Mg(2+) signalling defines the group A streptococcal CsrRS (CovRS) regulon
Research output: Contribution to journal › Article
CsrRS (or CovRS) is a two-component system implicated in the control of multiple virulence determinants in the important human pathogen, group A Streptococcus (GAS). Earlier studies suggested that extracellular Mg(2+) signalled through the presumed sensor histidine kinase, CsrS. We now confirm those findings, as complementation of a csrS mutant restored Mg(2+)-dependent gene regulation. Moreover, we present strong evidence that Mg(2+) signals through CsrS to regulate an extensive and previously undefined repertoire of GAS genes. The effect of Mg(2+) on regulation of global gene expression was evaluated using genomic microarrays in an M-type 3 strain of GAS and in an isogenic csrS mutant. Unexpectedly, of the 72 genes identified in the Mg(2+)-stimulated CsrRS regulon, 42 were absent from the CsrR regulon (the latter being defined by comparison of wild-type and CsrR mutant transcriptomes at low Mg(2+)). We observed CsrS-dependent regulation of 72 of the 73 genes whose expression changed in response to elevated extracellular Mg(2+) in wild-type bacteria, a result that identifies CsrS as the principal, if not exclusive, sensor for extracellular Mg(2+) in GAS. To our knowledge, this study is the first to characterize global gene regulation by a GAS two-component system in response to a specific environmental stimulus.

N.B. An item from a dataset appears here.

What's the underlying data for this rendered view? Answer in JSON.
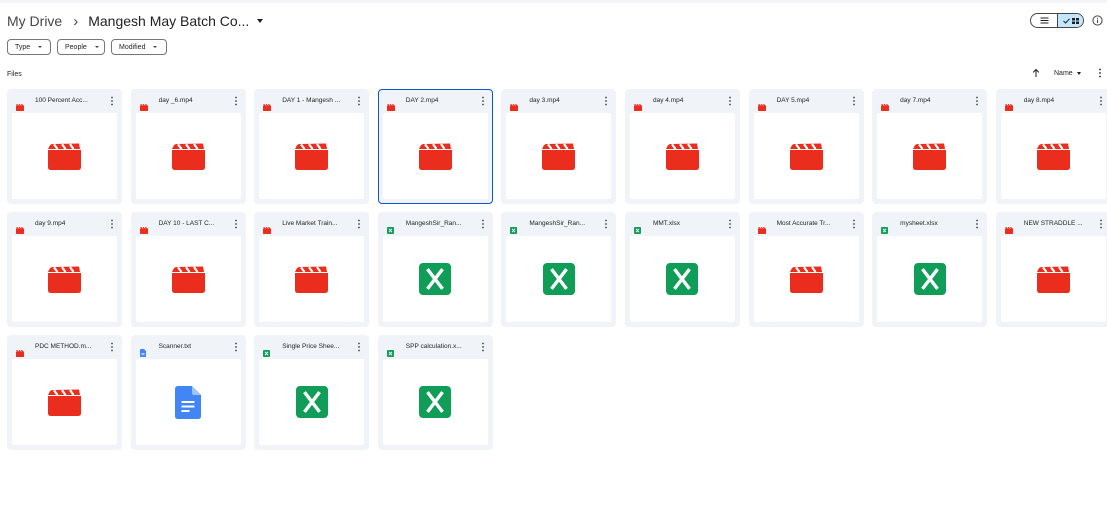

|Research areas and keywords||
Subject classification (UKÄ) – MANDATORY
|Number of pages||13|
|Publication status||Published - 2007 Aug|